Workforce interventions to improve access to emergency contraception pills: a systematic review of current evidence in low- and middle-income countries and recommendations for improving performance
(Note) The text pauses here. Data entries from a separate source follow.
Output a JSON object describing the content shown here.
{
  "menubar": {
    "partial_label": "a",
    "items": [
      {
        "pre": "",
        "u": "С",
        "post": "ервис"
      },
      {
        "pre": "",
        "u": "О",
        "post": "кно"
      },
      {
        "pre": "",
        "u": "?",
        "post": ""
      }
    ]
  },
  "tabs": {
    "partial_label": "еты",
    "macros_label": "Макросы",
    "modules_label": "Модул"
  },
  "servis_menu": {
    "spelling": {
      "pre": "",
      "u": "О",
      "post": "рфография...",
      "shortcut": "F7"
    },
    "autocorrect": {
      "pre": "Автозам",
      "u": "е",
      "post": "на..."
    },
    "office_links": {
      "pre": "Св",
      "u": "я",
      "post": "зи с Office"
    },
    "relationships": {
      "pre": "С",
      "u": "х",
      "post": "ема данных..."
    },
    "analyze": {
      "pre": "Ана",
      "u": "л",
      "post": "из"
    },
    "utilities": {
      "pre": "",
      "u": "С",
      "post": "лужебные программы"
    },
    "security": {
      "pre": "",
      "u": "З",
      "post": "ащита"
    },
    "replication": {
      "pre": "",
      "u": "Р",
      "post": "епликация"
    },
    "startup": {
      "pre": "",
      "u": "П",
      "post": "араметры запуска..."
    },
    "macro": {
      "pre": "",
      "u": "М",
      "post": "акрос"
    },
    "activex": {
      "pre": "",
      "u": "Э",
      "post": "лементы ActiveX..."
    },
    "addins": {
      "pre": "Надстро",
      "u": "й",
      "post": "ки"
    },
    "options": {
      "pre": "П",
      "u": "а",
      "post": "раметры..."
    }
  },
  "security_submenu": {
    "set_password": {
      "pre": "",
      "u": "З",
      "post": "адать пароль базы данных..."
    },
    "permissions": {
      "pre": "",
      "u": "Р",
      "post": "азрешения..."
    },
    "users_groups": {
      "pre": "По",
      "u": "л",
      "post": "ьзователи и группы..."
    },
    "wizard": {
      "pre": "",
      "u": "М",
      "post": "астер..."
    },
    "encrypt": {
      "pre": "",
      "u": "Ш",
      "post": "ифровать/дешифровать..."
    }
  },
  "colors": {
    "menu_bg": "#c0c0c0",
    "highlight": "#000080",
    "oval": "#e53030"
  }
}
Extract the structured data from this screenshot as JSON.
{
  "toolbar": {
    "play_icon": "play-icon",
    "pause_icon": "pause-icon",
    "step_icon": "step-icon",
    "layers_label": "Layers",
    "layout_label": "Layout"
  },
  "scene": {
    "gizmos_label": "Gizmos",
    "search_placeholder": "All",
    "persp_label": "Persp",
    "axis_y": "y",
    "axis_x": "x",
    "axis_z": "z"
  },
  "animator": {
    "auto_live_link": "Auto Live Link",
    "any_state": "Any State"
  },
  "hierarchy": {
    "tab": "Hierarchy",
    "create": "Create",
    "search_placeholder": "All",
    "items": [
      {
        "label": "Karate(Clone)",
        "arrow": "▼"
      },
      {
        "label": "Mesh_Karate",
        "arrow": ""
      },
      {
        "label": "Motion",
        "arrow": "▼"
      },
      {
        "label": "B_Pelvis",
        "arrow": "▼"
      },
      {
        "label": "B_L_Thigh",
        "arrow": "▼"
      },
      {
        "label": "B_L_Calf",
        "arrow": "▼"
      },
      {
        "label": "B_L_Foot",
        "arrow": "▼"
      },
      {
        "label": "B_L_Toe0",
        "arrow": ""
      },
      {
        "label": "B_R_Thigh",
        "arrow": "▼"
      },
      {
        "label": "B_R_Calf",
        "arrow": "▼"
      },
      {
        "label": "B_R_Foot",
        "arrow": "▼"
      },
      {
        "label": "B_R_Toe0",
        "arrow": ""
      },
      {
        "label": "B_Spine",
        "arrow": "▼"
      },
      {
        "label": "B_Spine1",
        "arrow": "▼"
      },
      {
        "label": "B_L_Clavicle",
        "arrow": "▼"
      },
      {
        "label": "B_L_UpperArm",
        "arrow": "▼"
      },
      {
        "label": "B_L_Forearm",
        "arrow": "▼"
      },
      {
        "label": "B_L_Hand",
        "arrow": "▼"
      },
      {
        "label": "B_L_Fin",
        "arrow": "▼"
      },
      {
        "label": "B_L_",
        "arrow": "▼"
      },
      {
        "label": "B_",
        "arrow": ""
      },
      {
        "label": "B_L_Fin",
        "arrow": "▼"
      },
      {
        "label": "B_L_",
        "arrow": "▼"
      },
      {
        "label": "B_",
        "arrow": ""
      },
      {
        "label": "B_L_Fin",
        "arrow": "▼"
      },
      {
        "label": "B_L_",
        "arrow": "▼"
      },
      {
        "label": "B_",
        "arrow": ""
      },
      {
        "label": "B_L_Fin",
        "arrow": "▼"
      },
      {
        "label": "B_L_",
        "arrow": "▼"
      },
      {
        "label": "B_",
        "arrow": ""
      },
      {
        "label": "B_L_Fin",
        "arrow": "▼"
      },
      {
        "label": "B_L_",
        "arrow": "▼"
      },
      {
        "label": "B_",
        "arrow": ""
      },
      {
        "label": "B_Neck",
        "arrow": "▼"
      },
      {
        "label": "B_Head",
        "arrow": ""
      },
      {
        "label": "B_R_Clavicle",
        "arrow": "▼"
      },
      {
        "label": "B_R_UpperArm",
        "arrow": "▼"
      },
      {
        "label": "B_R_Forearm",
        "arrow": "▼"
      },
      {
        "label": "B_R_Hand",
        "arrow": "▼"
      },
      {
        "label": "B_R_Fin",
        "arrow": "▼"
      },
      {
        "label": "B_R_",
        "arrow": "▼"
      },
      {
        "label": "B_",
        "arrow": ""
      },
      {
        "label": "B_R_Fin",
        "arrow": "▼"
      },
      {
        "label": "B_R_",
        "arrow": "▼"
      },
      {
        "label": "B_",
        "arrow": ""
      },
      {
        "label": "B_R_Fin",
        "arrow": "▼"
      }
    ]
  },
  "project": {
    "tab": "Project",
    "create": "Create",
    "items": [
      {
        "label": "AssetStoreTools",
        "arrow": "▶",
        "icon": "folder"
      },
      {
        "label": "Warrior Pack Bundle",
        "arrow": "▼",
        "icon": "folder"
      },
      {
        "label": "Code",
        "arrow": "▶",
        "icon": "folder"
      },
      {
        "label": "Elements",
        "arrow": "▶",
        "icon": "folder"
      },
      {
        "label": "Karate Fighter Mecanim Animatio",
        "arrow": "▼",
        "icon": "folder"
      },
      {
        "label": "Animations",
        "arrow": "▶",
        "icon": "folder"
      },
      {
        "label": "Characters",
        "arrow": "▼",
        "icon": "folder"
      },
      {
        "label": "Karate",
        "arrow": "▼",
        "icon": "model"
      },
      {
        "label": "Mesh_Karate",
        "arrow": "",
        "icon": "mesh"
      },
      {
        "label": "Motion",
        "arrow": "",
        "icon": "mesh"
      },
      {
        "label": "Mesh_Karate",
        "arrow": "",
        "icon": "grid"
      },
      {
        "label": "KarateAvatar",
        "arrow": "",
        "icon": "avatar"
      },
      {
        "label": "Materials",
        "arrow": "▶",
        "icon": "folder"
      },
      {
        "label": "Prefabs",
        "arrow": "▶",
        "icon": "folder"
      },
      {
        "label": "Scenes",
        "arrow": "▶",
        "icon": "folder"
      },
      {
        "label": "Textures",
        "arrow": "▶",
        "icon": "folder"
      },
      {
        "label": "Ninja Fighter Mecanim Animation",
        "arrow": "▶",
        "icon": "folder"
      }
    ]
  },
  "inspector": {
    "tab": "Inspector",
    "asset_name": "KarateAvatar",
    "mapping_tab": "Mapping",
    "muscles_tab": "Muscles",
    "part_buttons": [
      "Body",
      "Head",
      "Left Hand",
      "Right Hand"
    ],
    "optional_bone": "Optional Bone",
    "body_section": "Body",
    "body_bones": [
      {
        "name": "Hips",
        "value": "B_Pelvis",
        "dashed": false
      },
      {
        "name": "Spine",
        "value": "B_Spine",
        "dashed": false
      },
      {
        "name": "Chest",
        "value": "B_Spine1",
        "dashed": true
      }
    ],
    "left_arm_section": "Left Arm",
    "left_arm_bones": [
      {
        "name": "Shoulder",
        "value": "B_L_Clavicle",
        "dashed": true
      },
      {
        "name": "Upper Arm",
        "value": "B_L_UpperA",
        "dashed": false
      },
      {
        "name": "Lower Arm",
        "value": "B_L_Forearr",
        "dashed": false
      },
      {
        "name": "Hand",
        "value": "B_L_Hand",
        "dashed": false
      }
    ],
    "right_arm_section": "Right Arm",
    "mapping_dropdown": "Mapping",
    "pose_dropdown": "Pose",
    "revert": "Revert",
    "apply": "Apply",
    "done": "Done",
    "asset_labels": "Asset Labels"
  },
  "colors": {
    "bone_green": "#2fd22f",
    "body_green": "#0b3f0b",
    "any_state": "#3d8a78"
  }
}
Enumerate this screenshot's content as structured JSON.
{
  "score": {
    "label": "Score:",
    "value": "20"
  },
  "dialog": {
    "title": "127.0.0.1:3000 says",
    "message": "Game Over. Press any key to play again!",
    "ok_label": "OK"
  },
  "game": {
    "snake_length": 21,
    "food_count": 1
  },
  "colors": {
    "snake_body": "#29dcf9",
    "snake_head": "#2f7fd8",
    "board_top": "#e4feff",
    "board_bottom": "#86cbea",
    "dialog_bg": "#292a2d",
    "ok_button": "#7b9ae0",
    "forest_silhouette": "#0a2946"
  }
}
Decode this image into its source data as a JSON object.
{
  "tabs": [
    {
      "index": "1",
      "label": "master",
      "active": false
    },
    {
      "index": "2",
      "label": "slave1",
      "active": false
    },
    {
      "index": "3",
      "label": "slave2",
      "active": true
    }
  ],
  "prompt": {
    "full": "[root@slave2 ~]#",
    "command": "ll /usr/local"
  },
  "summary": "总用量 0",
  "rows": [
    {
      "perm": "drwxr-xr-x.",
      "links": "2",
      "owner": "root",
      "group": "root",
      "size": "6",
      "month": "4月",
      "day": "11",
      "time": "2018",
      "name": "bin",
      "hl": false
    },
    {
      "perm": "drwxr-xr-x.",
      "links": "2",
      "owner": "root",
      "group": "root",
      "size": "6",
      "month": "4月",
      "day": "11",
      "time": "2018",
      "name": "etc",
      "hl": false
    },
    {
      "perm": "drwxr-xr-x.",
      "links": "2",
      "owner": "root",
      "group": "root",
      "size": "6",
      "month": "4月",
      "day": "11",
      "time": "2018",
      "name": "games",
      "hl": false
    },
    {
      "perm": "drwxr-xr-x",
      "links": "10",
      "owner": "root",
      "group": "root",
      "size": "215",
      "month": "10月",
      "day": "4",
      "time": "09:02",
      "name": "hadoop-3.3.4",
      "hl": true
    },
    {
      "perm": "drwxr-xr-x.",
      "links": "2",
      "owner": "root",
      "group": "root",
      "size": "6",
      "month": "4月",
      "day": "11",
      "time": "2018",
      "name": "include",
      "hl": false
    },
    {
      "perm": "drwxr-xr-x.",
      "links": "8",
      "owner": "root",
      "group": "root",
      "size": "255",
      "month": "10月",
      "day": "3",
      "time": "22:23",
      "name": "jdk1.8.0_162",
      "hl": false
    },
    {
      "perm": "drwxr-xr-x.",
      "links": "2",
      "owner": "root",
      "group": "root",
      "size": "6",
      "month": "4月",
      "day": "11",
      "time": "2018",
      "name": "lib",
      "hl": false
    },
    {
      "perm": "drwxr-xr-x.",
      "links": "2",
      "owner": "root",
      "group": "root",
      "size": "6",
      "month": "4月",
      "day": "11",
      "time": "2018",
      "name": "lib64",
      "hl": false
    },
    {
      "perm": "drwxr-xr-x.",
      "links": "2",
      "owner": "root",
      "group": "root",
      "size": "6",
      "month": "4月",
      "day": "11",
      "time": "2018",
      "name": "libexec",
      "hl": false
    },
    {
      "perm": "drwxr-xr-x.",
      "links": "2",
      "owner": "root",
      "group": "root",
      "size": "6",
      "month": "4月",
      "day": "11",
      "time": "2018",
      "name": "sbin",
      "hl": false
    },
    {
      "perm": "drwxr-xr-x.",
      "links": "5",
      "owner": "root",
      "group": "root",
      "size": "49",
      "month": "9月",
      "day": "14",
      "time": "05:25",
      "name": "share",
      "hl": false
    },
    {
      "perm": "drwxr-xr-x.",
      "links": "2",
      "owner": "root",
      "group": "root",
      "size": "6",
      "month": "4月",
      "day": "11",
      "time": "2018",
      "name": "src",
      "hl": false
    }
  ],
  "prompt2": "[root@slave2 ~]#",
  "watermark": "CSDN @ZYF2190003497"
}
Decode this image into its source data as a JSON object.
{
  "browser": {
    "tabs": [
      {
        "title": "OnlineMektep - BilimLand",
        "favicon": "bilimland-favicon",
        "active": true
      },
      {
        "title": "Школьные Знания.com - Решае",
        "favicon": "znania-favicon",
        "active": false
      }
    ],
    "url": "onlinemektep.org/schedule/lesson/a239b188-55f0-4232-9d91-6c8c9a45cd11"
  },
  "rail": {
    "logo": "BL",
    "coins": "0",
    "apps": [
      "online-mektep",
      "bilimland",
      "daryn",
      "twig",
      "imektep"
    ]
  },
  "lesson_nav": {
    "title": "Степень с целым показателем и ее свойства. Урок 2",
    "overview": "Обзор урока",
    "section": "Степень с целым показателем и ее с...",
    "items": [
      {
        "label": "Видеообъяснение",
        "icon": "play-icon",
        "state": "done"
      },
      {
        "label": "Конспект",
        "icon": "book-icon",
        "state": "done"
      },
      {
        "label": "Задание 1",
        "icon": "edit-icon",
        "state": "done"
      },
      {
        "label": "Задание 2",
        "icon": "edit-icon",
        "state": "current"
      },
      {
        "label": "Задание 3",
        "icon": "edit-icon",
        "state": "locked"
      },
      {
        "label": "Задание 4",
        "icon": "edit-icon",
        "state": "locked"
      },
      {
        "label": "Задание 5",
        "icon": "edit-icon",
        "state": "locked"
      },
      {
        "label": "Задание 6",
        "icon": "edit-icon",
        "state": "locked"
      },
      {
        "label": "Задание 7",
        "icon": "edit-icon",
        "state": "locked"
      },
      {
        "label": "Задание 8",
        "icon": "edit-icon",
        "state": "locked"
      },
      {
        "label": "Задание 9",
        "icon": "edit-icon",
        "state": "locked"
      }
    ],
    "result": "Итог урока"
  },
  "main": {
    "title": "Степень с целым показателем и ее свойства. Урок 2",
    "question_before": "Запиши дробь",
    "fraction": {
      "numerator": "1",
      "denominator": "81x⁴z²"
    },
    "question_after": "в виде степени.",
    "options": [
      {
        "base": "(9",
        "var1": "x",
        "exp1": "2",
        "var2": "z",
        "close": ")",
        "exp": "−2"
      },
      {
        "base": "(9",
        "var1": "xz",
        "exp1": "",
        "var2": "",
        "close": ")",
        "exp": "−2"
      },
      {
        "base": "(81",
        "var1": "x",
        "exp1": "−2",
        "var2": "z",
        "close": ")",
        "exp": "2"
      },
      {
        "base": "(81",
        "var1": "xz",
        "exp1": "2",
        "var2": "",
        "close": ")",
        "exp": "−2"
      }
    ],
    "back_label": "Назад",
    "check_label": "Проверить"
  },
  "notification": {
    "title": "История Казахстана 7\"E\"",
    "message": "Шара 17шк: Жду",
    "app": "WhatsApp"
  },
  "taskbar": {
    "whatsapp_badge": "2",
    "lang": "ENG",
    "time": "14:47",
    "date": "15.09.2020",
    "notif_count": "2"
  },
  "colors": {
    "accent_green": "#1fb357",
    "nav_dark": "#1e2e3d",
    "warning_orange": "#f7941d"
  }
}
BACKGROUND In a majority of sub-Saharan African countries, counseling and provision of emergency contraception (EC) lag behind that of developed countries. As policymakers expand EC programs in the region, an understanding of provider knowledge and bias regarding EC is critical. STUDY DESIGN Using data from recent surveys of Kenyan and Ethiopian health care providers in bivariate analyses and multivariate logit regression models, this study assesses whether variation in provider knowledge and bias regarding EC is associated with variation in EC counseling and provision. RESULTS Survey results indicate that 54% and 31% of Kenyan and Ethiopian providers, respectively, display strong EC counseling behavior, while 61% and 55%, respectively, report having ever provided EC. Bivariate and multivariate results show that, in Kenya, increased EC counseling and provision behaviors are associated with higher levels of provider knowledge. CONCLUSION Training on EC can increase provider knowledge and lower bias, leading to improved access for clients.